■ SOURCE DATA:
◆ ◆ ◆

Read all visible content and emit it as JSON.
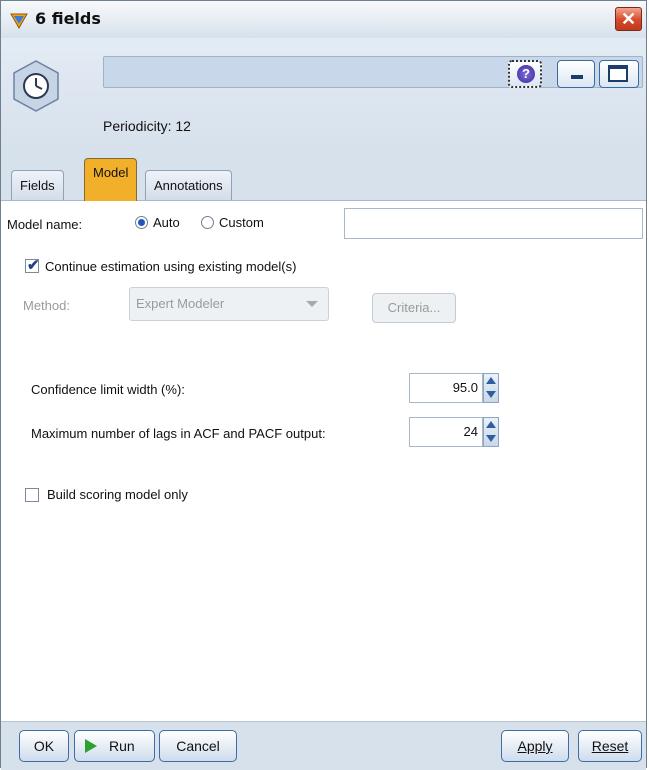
{
  "window": {
    "title": "6 fields",
    "close_glyph": "✕"
  },
  "header": {
    "periodicity": "Periodicity: 12",
    "help_glyph": "?"
  },
  "tabs": [
    {
      "label": "Fields",
      "active": false
    },
    {
      "label": "Model",
      "active": true
    },
    {
      "label": "Annotations",
      "active": false
    }
  ],
  "model": {
    "name_label": "Model name:",
    "auto_label": "Auto",
    "custom_label": "Custom",
    "name_mode": "Auto",
    "custom_name_value": "",
    "continue_label": "Continue estimation using existing model(s)",
    "continue_checked": true,
    "method_label": "Method:",
    "method_value": "Expert Modeler",
    "criteria_label": "Criteria...",
    "confidence_label": "Confidence limit width (%):",
    "confidence_value": "95.0",
    "lags_label": "Maximum number of lags in ACF and PACF output:",
    "lags_value": "24",
    "build_scoring_label": "Build scoring model only",
    "build_scoring_checked": false
  },
  "footer": {
    "ok": "OK",
    "run": "Run",
    "cancel": "Cancel",
    "apply": "Apply",
    "reset": "Reset"
  },
  "colors": {
    "active_tab": "#f2b02a",
    "close_button": "#d4492a",
    "chrome": "#d7e1ec"
  }
}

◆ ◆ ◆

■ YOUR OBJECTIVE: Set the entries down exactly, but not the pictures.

■ WRITTEN RESPONSE:
Read all visible content and emit it as JSON.
{
  "window": {
    "title": "6 fields",
    "close_glyph": "✕"
  },
  "header": {
    "periodicity": "Periodicity: 12",
    "help_glyph": "?"
  },
  "tabs": [
    {
      "label": "Fields",
      "active": false
    },
    {
      "label": "Model",
      "active": true
    },
    {
      "label": "Annotations",
      "active": false
    }
  ],
  "model": {
    "name_label": "Model name:",
    "auto_label": "Auto",
    "custom_label": "Custom",
    "name_mode": "Auto",
    "custom_name_value": "",
    "continue_label": "Continue estimation using existing model(s)",
    "continue_checked": true,
    "method_label": "Method:",
    "method_value": "Expert Modeler",
    "criteria_label": "Criteria...",
    "confidence_label": "Confidence limit width (%):",
    "confidence_value": "95.0",
    "lags_label": "Maximum number of lags in ACF and PACF output:",
    "lags_value": "24",
    "build_scoring_label": "Build scoring model only",
    "build_scoring_checked": false
  },
  "footer": {
    "ok": "OK",
    "run": "Run",
    "cancel": "Cancel",
    "apply": "Apply",
    "reset": "Reset"
  },
  "colors": {
    "active_tab": "#f2b02a",
    "close_button": "#d4492a",
    "chrome": "#d7e1ec"
  }
}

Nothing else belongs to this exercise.